Check every line below, and copy those that include "Temp".

[INPUT RECORDS — start]

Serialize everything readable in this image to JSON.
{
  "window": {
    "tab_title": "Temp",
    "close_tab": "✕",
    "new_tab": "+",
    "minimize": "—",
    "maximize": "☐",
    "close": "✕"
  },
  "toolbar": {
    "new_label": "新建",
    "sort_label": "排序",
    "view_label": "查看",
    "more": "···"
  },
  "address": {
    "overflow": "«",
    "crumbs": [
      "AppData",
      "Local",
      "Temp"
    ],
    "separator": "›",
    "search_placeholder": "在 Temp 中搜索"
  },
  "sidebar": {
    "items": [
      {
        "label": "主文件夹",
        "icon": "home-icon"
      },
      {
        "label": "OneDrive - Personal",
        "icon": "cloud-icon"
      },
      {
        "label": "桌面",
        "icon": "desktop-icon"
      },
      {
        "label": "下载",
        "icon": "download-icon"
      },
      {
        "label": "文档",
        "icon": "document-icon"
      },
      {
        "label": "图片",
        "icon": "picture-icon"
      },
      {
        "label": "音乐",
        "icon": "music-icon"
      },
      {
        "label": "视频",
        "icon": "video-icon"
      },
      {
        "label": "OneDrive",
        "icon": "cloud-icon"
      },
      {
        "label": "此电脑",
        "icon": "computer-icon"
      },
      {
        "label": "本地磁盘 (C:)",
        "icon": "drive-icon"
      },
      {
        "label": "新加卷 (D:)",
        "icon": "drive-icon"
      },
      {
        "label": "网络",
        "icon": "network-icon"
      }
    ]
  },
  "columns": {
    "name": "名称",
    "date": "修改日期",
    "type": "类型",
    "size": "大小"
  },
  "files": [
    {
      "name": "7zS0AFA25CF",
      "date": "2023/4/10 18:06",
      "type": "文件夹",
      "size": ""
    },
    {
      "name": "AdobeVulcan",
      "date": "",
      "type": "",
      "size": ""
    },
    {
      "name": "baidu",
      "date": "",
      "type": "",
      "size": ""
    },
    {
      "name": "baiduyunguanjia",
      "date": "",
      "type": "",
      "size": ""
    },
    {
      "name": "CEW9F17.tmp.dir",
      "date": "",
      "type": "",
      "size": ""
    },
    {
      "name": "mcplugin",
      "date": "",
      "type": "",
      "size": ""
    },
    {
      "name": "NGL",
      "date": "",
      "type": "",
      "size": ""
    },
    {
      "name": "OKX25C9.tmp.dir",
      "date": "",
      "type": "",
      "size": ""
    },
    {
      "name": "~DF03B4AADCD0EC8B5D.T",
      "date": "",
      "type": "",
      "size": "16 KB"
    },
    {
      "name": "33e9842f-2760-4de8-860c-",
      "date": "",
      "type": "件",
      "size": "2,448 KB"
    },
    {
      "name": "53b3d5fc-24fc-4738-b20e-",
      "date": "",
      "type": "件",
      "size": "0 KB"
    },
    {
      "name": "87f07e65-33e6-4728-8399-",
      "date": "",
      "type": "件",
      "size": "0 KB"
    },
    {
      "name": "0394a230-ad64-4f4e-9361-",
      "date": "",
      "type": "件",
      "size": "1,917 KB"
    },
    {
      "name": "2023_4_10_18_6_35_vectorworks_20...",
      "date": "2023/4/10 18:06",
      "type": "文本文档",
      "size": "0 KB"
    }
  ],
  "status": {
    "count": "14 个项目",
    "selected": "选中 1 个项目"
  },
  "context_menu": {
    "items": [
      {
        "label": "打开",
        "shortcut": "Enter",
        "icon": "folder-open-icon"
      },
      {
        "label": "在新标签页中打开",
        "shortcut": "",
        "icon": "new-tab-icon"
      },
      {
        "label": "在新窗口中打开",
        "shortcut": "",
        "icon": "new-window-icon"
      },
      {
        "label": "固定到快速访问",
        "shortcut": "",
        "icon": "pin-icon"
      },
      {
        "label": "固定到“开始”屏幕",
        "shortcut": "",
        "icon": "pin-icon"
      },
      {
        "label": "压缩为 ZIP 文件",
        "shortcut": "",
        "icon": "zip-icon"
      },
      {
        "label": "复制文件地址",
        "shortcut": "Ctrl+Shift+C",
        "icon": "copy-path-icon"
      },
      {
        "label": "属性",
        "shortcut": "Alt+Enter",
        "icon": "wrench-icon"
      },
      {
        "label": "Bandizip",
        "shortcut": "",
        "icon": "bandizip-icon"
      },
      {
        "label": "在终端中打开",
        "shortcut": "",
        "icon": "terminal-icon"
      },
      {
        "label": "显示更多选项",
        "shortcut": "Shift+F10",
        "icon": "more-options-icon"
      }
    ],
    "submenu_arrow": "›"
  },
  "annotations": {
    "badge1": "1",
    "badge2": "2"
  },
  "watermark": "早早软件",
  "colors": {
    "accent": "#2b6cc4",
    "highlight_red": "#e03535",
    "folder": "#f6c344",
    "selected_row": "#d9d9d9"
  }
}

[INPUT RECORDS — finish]

- YOUR RESPONSE -
    "tab_title": "Temp",
      "Temp"
    "search_placeholder": "在 Temp 中搜索"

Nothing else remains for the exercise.